Idioms can be a single word, a phrase or clause, or they can be a complete sentence or expression. People often explain their use as figures of speech. Many are indeed figurative, sometimes simply visually exaggerated. For example, it must be raining very heavily in order to describe it as "raining cats and dogs." Idioms can be metaphorical, polysemic, opaque or transparent, and are often colloquial or cultural.
These phrases or sentences are peculiar, enigmatic expressions of a given language. At face value, based solely on the literal definitions of the expression's words, idioms often make no sense. Usually, the expressions have a hidden cultural context, such that only a native of the language and of the culture from which the phrase arose can understand its meaning. They are a significant field of study for theoretical linguists and educators of foreign languages.
Many idioms are metaphorical. Several adages are derived, for example, from the metaphor of time as a currency. Some of the metaphors are obscure analogies, but others may be broadly universal. "Spending time" with children is a phrase that can probably be understood in any language translation.
The most common type of idiom are polysemes. They are words — often verbs — and phrases with multiple, somewhat related meanings. An example is the verb "run;" to "run with a smart idea" or "run a computer program" are related to, but quite different from running a foot race.
Although the distinction is not an absolute one, different types of idioms are categorized as either opaque or transparent. The determinant is to what degree the idiom's literal translation reveals, with some thought, its underlying meaning. "Leave no stone unturned," is a transparent idiom for searching thoroughly. The opaque German idiom, "to bite into the grass" might mean various things, but the expression becomes quite clear when explained that it means "to die."
Idioms are almost always colloquial or cultural. Americans are often uncomfortable talking about death, so the cryptic English idiom is "to kick the bucket." This exact same expression in Brazilian Portuguese, however, means "to give up, with emphatic drama." Both were born independently from their respective cultures, and have true meaning only within their local context.
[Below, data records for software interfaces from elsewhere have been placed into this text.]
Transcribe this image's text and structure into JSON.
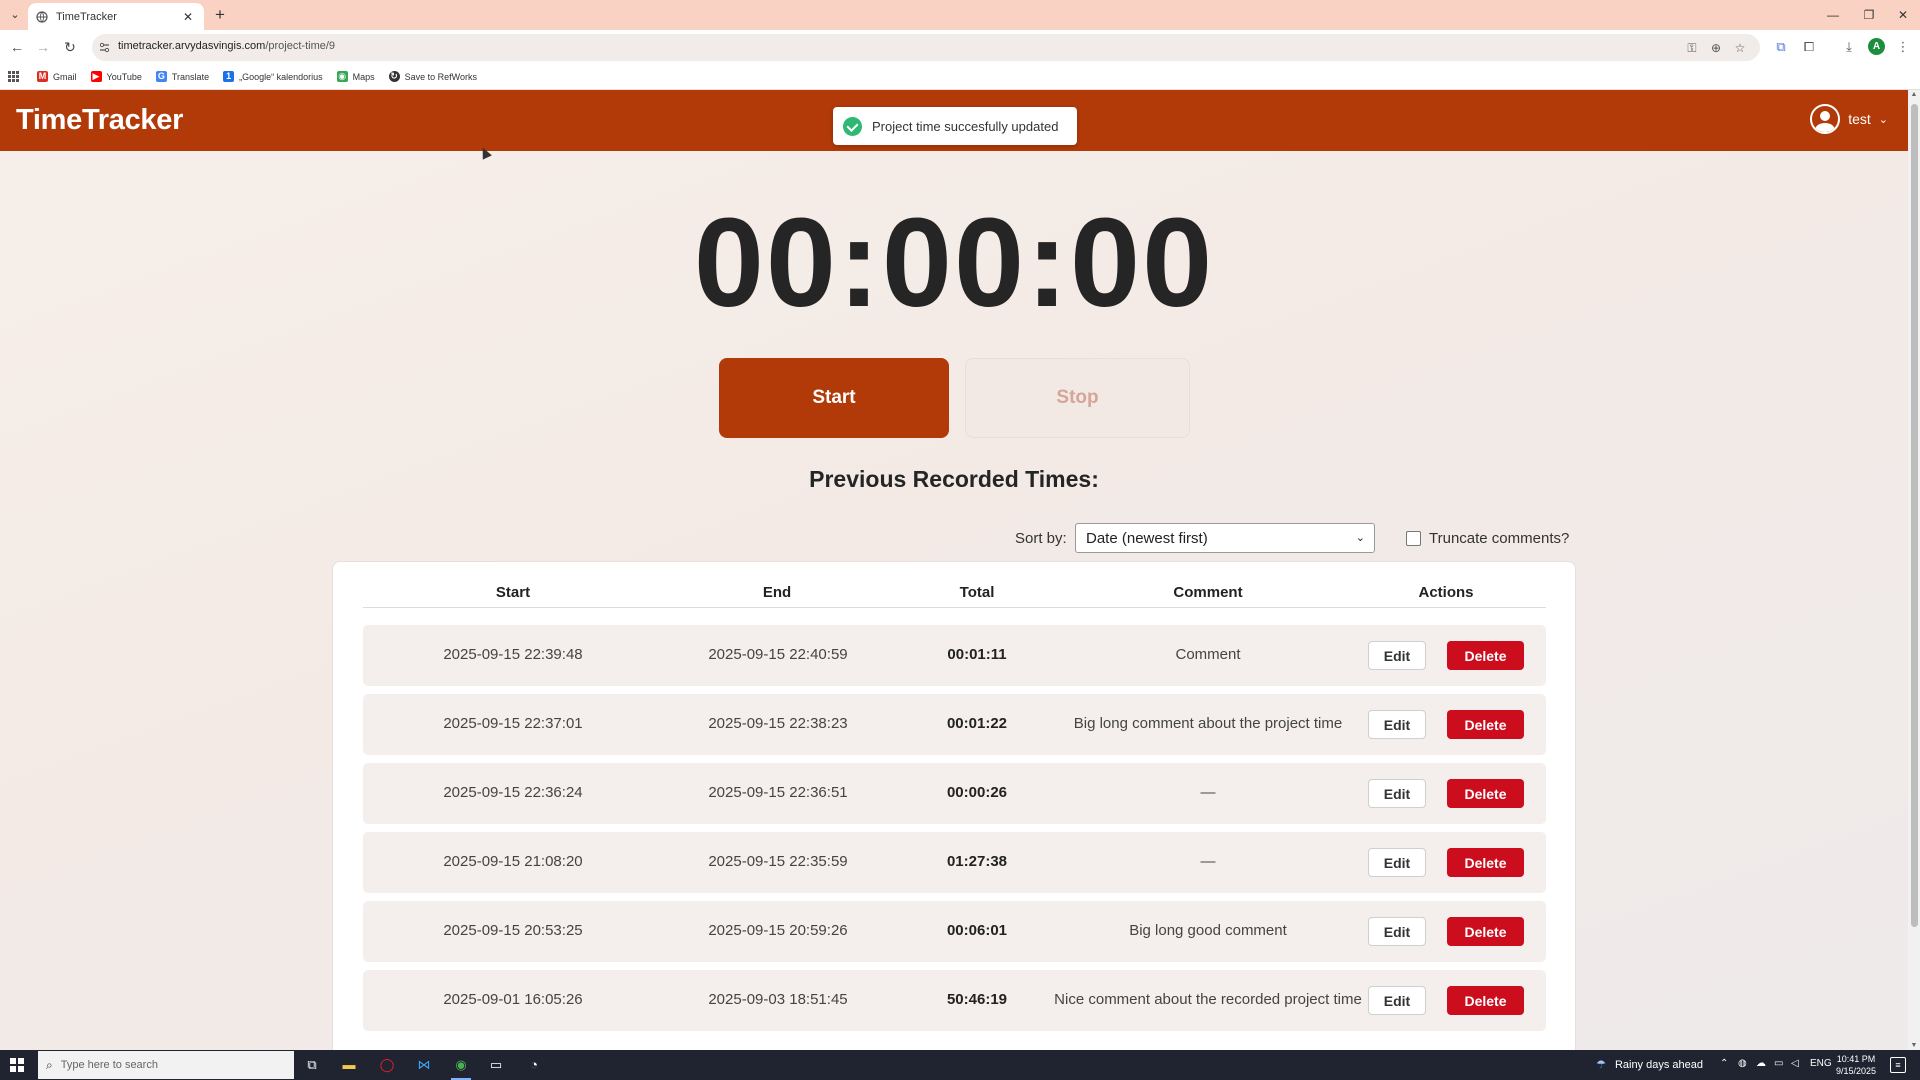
{
  "browser": {
    "tab_title": "TimeTracker",
    "url_host": "timetracker.arvydasvingis.com",
    "url_path": "/project-time/9",
    "bookmarks": [
      {
        "label": "Gmail",
        "color": "#d93025",
        "icon": "gmail-icon"
      },
      {
        "label": "YouTube",
        "color": "#ff0000",
        "icon": "youtube-icon"
      },
      {
        "label": "Translate",
        "color": "#4285f4",
        "icon": "translate-icon"
      },
      {
        "label": "„Google“ kalendorius",
        "color": "#1a73e8",
        "icon": "calendar-icon"
      },
      {
        "label": "Maps",
        "color": "#34a853",
        "icon": "maps-icon"
      },
      {
        "label": "Save to RefWorks",
        "color": "#333333",
        "icon": "refworks-icon"
      }
    ],
    "profile_initial": "A"
  },
  "app": {
    "logo": "TimeTracker",
    "user": "test",
    "toast": "Project time succesfully updated",
    "timer": "00:00:00",
    "start_label": "Start",
    "stop_label": "Stop",
    "section_title": "Previous Recorded Times:",
    "sort_label": "Sort by:",
    "sort_value": "Date (newest first)",
    "truncate_label": "Truncate comments?",
    "truncate_checked": false,
    "columns": [
      "Start",
      "End",
      "Total",
      "Comment",
      "Actions"
    ],
    "edit_label": "Edit",
    "delete_label": "Delete",
    "rows": [
      {
        "start": "2025-09-15 22:39:48",
        "end": "2025-09-15 22:40:59",
        "total": "00:01:11",
        "comment": "Comment"
      },
      {
        "start": "2025-09-15 22:37:01",
        "end": "2025-09-15 22:38:23",
        "total": "00:01:22",
        "comment": "Big long comment about the project time"
      },
      {
        "start": "2025-09-15 22:36:24",
        "end": "2025-09-15 22:36:51",
        "total": "00:00:26",
        "comment": "—"
      },
      {
        "start": "2025-09-15 21:08:20",
        "end": "2025-09-15 22:35:59",
        "total": "01:27:38",
        "comment": "—"
      },
      {
        "start": "2025-09-15 20:53:25",
        "end": "2025-09-15 20:59:26",
        "total": "00:06:01",
        "comment": "Big long good comment"
      },
      {
        "start": "2025-09-01 16:05:26",
        "end": "2025-09-03 18:51:45",
        "total": "50:46:19",
        "comment": "Nice comment about the recorded project time"
      }
    ]
  },
  "colors": {
    "brand": "#b23a08",
    "delete": "#cc0d1e",
    "toast_ok": "#2eb872"
  },
  "taskbar": {
    "search_placeholder": "Type here to search",
    "weather": "Rainy days ahead",
    "language": "ENG",
    "time": "10:41 PM",
    "date": "9/15/2025"
  }
}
The cultural depth of idiomatic expressions is to the extent that most native speakers of a language are rarely aware they are uttering colloquialisms. Some linguists and sociologists speculate that these inventions of language are a culture's way to differentiate itself — a code which outsiders cannot decipher. As such, idioms are often the most difficult aspect of a foreign language to both learn and comprehend.